Some 3 700 years ago, a meteor or comet exploded across the Middle East and wrecked human life over a…
Some 3 700 years ago, a meteor or comet exploded across the Middle East and wrecked human life over a landslide called Middle Ghor, north of the Dead Sea, says archaeologists who have found evidence of the cosmic air burst.  The airborne “in a moment destroyed about 500 km2 [about 200 square miles] immediately north of the Dead Sea, which not only dries out 100 percent of [cities] and the towns, but also removes farmland from only fertile fields and covers East Middle Ghor with a superheated saline solution of Dead Sea Anhydride salts is pushed over the landscape through the event’s shock shocks, “wrote the researchers in abstract for a paper presented at the American Schools of Oriental Research Annual Meeting in Denver Nov. 1
4 to 17. Anhydride salts are a mixture of salt and sulfates.
“Based on the archaeological evidence, it took at least 600 years to recover sufficiently from the earthquake and the pollution before civilization can once again be established in East Middle Ghor,” they wrote. Among the places destroyed were Tall el-Hammam, an old city that covered 89 hectares (36 hectares) of land. [Wipe Out: History’s Most Mysterious Extinctions]
Among the evidence that the researchers discovered for the airborne burst are 3 700 years old Tall el-Hammam pottery that has an unusual appearance. The pot’s surface had been glazed (turned to glass). The temperature was also so high that parts of zirconium in the ceramic became gas – which requires a temperature of more than 730 degrees Fahrenheit (4000 degrees Celsius), says Phillip Silvia, a field archaeologist and tutor with the Tall el-Hammam Digging Project. But the heat, while powerful, did not last long enough to burn throughout the ceramic pieces, leaving portions of ceramic under the surface relatively undamaged.
The only natural occurrence that can cause such an unusual pattern of destruction, Silvia said, is a cosmic air burst – something that has occasionally occurred in the history of the earth, such as the 1908 explosion in Tunguska, Siberia.
Archaeological excavations and surveys in other cities in the affected area suggest a sudden lifespan in life around 3,700 years ago, Silvia said. So far no craters have been found nearby, and it is unclear whether the guilty one was a meteor or comet that exploded across the field.
Destruction of only 200 square million land indicates that the air burst occurred at low altitude, perhaps no more than 3 280 meters (1 km) above the ground, said Silvia. In comparison, Tunguska airburst heavily damaged 830 square kilometers, or 2,150 square kilometers of land.
The team’s results are preliminary and research is ongoing, Silvia stressed.
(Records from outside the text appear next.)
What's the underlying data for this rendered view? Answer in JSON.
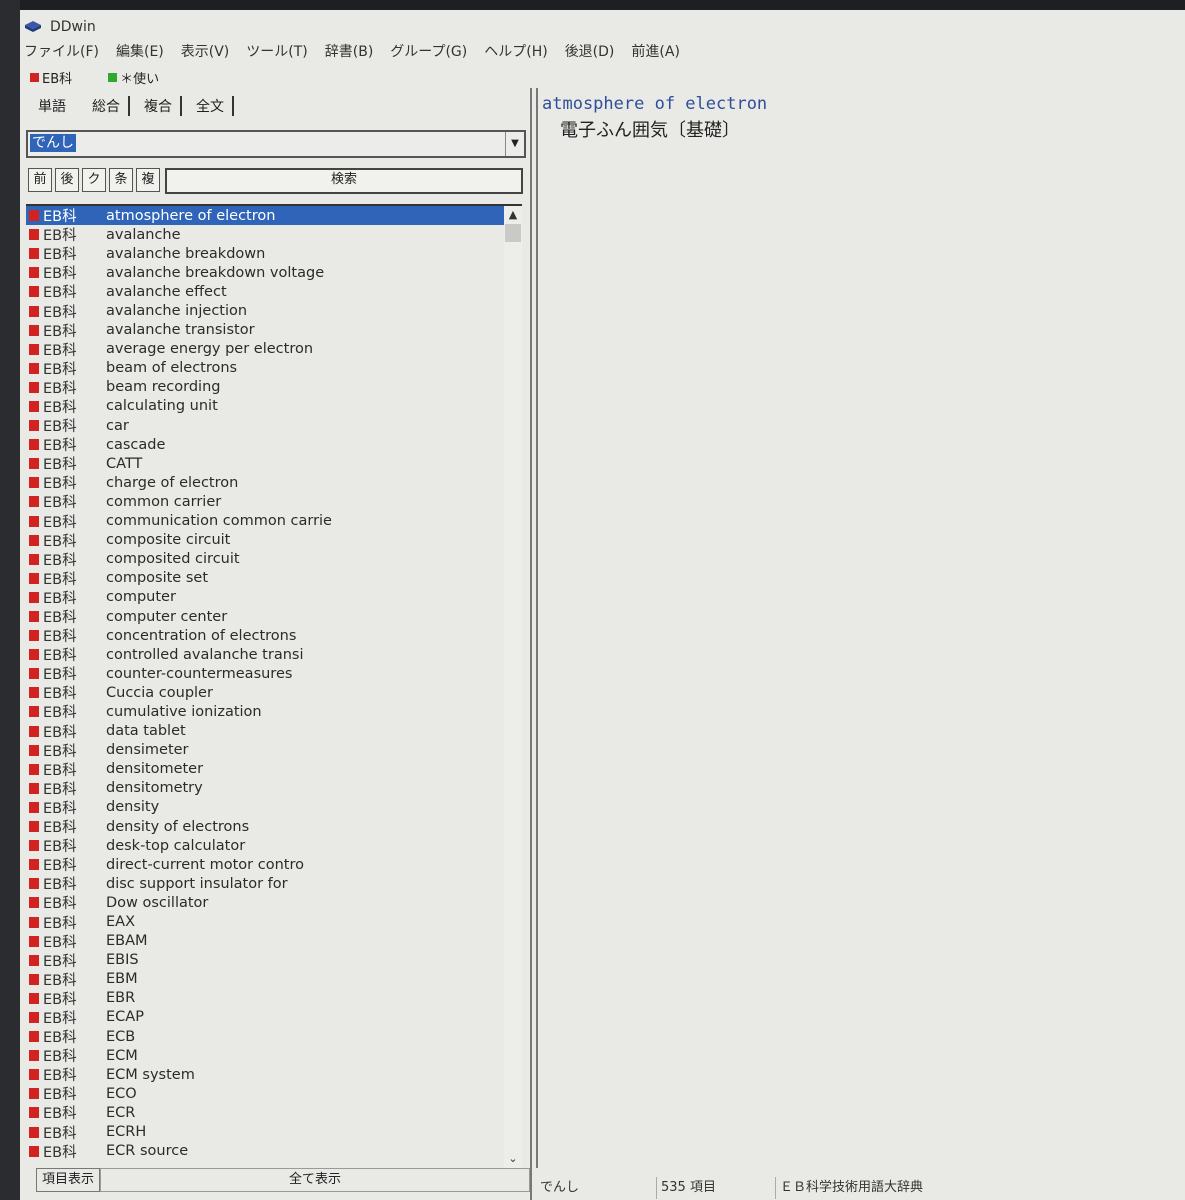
{
  "window": {
    "title": "DDwin",
    "menu": [
      "ファイル(F)",
      "編集(E)",
      "表示(V)",
      "ツール(T)",
      "辞書(B)",
      "グループ(G)",
      "ヘルプ(H)",
      "後退(D)",
      "前進(A)"
    ]
  },
  "dict_bar": {
    "items": [
      {
        "label": "EB科",
        "color": "#d32222"
      },
      {
        "label": "＊使い",
        "color": "#2ea82e"
      }
    ]
  },
  "left": {
    "tabs": [
      "単語",
      "総合",
      "複合",
      "全文"
    ],
    "search_value": "でんし",
    "nav": [
      "前",
      "後",
      "ク",
      "条",
      "複"
    ],
    "search_button": "検索",
    "rows": [
      {
        "dict": "EB科",
        "word": "atmosphere of electron"
      },
      {
        "dict": "EB科",
        "word": "avalanche"
      },
      {
        "dict": "EB科",
        "word": "avalanche breakdown"
      },
      {
        "dict": "EB科",
        "word": "avalanche breakdown voltage"
      },
      {
        "dict": "EB科",
        "word": "avalanche effect"
      },
      {
        "dict": "EB科",
        "word": "avalanche injection"
      },
      {
        "dict": "EB科",
        "word": "avalanche transistor"
      },
      {
        "dict": "EB科",
        "word": "average energy per electron"
      },
      {
        "dict": "EB科",
        "word": "beam of electrons"
      },
      {
        "dict": "EB科",
        "word": "beam recording"
      },
      {
        "dict": "EB科",
        "word": "calculating unit"
      },
      {
        "dict": "EB科",
        "word": "car"
      },
      {
        "dict": "EB科",
        "word": "cascade"
      },
      {
        "dict": "EB科",
        "word": "CATT"
      },
      {
        "dict": "EB科",
        "word": "charge of electron"
      },
      {
        "dict": "EB科",
        "word": "common carrier"
      },
      {
        "dict": "EB科",
        "word": "communication common carrie"
      },
      {
        "dict": "EB科",
        "word": "composite circuit"
      },
      {
        "dict": "EB科",
        "word": "composited circuit"
      },
      {
        "dict": "EB科",
        "word": "composite set"
      },
      {
        "dict": "EB科",
        "word": "computer"
      },
      {
        "dict": "EB科",
        "word": "computer center"
      },
      {
        "dict": "EB科",
        "word": "concentration of electrons"
      },
      {
        "dict": "EB科",
        "word": "controlled avalanche transi"
      },
      {
        "dict": "EB科",
        "word": "counter-countermeasures"
      },
      {
        "dict": "EB科",
        "word": "Cuccia coupler"
      },
      {
        "dict": "EB科",
        "word": "cumulative ionization"
      },
      {
        "dict": "EB科",
        "word": "data tablet"
      },
      {
        "dict": "EB科",
        "word": "densimeter"
      },
      {
        "dict": "EB科",
        "word": "densitometer"
      },
      {
        "dict": "EB科",
        "word": "densitometry"
      },
      {
        "dict": "EB科",
        "word": "density"
      },
      {
        "dict": "EB科",
        "word": "density of electrons"
      },
      {
        "dict": "EB科",
        "word": "desk-top calculator"
      },
      {
        "dict": "EB科",
        "word": "direct-current motor contro"
      },
      {
        "dict": "EB科",
        "word": "disc support insulator for"
      },
      {
        "dict": "EB科",
        "word": "Dow oscillator"
      },
      {
        "dict": "EB科",
        "word": "EAX"
      },
      {
        "dict": "EB科",
        "word": "EBAM"
      },
      {
        "dict": "EB科",
        "word": "EBIS"
      },
      {
        "dict": "EB科",
        "word": "EBM"
      },
      {
        "dict": "EB科",
        "word": "EBR"
      },
      {
        "dict": "EB科",
        "word": "ECAP"
      },
      {
        "dict": "EB科",
        "word": "ECB"
      },
      {
        "dict": "EB科",
        "word": "ECM"
      },
      {
        "dict": "EB科",
        "word": "ECM system"
      },
      {
        "dict": "EB科",
        "word": "ECO"
      },
      {
        "dict": "EB科",
        "word": "ECR"
      },
      {
        "dict": "EB科",
        "word": "ECRH"
      },
      {
        "dict": "EB科",
        "word": "ECR source"
      }
    ],
    "footer": {
      "item_display": "項目表示",
      "show_all": "全て表示"
    }
  },
  "right": {
    "entry_title": "atmosphere of electron",
    "entry_body": "電子ふん囲気〔基礎〕"
  },
  "status": {
    "query": "でんし",
    "count": "535 項目",
    "dictionary": "ＥＢ科学技術用語大辞典"
  }
}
The research group consists of Trinity Southwest University members, North Arizona University, DePaul University, Elizabeth City State University, New Mexico Tech and Comet Research Group.
Originally published on Live Science.